5 chefs recall great and extremely terrible moments of culinary school.

By Elyse Inamine
September 19, 2016

School is now fully in session. To mark the occasion, we've collected five culinary school memories from five of our favorite chefs. Read on to learn why you should always keep yogurt on hand if you're slicing jalapeños.

A for Acing It

“One of the first times I cooked Japanese-style Western food is when I made a Japanese hollandaise sauce for a final and crushed it. It awakened something in me. It made me realize how I can use the ingredients and techniques I grew up with as the son of a Japanese sushi chef in the cooking I wanted to do—which is what I'm doing today.” —Rick Horiike, executive chef at Ganso Yaki

B for Blood, Sweat and Beating by Hand

"I went to two culinary schools: the Culinary Institute of America in Hyde Park, New York, and Le Cordon Bleu in Paris. At the CIA, we learned how to make batch sizes for busy restaurants with the most current equipment. At LCB, we made everything without any machines. One of the instructors there would whip egg whites and exclaim, 'My name is not KitchenAid, my name is Hobart!' I still prefer to whip cream by hand."  —Abby Swain, pastry chef at Fowler & Wells 

C for Career Changes

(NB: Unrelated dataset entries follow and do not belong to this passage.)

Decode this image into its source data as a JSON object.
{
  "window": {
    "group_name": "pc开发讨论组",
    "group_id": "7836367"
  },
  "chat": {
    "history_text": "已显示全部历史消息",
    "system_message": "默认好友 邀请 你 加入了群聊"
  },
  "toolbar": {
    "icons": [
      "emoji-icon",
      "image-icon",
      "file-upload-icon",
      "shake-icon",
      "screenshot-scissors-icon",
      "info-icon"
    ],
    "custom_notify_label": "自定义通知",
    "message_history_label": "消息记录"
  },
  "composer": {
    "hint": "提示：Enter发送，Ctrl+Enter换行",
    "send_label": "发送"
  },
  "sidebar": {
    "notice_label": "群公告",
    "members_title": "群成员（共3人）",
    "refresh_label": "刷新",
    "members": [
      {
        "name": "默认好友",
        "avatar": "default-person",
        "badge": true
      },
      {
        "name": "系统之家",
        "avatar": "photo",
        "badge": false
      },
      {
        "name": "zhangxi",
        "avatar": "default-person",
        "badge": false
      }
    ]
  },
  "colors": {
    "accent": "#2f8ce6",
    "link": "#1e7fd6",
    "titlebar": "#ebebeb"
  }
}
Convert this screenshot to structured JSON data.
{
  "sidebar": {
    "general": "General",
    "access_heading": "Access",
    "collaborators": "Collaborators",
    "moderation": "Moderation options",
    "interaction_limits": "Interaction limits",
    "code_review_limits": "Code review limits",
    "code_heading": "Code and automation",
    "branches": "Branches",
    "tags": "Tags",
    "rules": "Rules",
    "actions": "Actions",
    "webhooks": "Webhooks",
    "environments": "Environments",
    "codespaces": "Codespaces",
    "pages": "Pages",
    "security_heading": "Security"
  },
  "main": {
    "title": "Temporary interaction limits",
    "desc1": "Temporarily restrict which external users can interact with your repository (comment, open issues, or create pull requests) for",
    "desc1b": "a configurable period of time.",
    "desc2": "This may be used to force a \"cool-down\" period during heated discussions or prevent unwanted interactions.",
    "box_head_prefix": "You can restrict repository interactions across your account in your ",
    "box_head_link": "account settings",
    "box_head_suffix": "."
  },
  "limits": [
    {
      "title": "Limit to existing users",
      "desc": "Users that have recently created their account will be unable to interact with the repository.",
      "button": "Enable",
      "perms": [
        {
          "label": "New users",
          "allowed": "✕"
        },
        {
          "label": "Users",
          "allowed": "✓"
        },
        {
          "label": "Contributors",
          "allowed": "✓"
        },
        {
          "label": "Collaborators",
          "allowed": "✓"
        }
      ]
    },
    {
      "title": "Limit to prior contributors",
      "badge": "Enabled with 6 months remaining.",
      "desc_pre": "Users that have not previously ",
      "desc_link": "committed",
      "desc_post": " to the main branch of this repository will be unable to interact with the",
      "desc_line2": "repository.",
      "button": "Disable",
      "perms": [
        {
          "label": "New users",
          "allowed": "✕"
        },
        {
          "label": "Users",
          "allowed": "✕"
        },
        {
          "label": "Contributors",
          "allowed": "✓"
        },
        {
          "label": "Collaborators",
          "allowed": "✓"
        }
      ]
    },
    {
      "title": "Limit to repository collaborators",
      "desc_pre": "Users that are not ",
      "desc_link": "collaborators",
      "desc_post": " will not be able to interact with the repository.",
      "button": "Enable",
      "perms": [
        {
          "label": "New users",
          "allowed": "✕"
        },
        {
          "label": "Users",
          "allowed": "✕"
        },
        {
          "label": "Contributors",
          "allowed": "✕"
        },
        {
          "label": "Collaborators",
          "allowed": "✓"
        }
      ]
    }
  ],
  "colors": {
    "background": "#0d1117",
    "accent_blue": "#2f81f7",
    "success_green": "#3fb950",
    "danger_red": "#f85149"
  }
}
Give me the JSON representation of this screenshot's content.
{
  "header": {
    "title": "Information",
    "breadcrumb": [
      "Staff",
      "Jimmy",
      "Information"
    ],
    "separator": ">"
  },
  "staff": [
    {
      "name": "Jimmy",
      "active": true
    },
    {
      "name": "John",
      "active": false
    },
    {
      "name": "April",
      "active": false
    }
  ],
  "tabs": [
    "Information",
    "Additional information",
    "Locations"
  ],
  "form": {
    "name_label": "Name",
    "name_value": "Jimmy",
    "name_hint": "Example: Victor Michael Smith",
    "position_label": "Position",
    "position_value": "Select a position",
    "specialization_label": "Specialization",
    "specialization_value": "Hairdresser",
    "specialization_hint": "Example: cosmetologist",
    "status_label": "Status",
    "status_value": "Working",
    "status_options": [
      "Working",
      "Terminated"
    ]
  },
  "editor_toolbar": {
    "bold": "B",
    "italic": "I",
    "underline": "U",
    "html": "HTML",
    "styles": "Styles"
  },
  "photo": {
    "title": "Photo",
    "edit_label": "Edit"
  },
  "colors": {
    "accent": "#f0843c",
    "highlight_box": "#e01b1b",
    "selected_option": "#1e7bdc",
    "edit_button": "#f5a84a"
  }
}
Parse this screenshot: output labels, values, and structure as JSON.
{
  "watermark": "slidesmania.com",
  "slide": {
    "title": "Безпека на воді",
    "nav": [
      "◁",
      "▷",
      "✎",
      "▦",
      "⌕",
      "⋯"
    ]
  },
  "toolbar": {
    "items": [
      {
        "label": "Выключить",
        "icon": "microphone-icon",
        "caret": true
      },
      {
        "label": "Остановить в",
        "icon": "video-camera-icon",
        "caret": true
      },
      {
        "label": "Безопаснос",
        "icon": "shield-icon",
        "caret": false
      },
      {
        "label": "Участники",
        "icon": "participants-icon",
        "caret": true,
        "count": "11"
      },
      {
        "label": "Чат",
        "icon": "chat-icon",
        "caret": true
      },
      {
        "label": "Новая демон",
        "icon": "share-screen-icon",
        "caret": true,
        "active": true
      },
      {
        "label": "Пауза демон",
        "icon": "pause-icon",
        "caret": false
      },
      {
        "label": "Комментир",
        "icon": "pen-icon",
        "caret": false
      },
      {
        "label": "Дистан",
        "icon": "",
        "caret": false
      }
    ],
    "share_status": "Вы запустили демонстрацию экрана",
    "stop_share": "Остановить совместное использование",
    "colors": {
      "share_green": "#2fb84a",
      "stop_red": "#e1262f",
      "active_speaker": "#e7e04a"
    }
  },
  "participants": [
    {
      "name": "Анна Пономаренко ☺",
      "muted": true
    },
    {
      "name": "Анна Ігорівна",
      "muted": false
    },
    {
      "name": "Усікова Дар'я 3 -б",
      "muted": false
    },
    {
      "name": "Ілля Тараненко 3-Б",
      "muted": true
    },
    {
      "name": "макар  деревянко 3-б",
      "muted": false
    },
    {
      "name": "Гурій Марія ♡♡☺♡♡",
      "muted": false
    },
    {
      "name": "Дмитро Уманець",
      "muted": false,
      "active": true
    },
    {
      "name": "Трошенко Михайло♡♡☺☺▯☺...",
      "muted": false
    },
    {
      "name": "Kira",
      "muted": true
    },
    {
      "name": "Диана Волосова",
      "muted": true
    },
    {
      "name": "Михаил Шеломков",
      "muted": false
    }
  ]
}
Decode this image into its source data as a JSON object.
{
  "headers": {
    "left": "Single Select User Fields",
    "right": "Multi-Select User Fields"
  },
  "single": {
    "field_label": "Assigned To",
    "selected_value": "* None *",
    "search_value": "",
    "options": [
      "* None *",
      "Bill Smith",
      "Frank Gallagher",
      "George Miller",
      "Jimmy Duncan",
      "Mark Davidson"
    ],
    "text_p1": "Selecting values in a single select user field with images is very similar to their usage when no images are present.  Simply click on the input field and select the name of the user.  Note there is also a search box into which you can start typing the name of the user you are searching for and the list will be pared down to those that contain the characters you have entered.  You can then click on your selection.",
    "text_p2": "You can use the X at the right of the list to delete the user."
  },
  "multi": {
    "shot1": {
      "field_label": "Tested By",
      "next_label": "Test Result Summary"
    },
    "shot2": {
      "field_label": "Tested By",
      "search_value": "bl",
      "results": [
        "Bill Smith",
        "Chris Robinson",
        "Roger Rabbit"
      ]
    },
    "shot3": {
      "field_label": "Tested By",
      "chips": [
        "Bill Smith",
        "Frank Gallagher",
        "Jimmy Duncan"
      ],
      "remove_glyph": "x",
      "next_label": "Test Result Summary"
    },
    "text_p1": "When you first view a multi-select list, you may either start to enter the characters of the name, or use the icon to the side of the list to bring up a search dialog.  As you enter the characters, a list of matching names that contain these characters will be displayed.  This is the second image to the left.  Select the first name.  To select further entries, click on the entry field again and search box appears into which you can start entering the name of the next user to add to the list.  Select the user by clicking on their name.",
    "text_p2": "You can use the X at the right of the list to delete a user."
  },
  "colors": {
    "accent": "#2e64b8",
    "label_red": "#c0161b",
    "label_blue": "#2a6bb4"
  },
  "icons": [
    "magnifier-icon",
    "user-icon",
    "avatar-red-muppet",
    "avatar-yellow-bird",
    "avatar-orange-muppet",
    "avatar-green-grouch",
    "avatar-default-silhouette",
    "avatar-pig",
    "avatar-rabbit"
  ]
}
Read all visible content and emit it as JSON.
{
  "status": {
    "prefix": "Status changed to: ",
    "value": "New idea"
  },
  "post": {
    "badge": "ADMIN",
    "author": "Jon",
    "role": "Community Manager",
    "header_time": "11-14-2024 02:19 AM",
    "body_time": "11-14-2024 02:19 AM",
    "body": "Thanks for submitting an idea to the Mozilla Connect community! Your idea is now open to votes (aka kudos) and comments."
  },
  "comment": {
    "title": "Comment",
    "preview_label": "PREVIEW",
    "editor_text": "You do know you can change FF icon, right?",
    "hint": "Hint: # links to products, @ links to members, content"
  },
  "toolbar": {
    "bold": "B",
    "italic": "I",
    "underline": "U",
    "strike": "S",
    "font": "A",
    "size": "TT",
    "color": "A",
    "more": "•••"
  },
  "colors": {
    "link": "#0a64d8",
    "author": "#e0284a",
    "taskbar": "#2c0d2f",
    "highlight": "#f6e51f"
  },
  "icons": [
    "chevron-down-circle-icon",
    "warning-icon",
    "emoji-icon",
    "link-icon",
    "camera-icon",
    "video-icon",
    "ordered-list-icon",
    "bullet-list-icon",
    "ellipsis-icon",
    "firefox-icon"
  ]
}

"My original plan was actually to go to medical school.  But at my first med school interview, I had to explain why they should admit me and why I wanted to become a doctor. Trying to put to words my plan made me realize that what I was really passionate about and what I genuinely wanted to do was cook. After, I went straight to my parents and confessed that I wanted to become a chef, and all they asked was that I pursue that with as much dedication and drive as I would have used to become a doctor. It's still some of the best advice I've ever received."Brian Landry, executive chef at Borgne

D for Dessert Disaster

“One of my silliest mistakes was testing out a no-fail microwave brittle recipe for my plated dessert class. It caught on fire and smoked out the whole second floor of the Culinary Institute of America at Greystone in California.” —Lisa White, pastry chef at Willa Jean

F for Fiery

As pepper season comes to a close in Chicago, I am always fondly reminded of my old classmate Tommy. One day, he was slicing jalapeños with such bravado—until he began sweating and then wiped his brow with his hand. For the remainder of the class, he sat in the corner with a tub of yogurt to apply as needed. Tommy recovered, covered in yogurt and embarrassment. Lesson learned!” —Chris Pandel, executive chef at Swift & Sons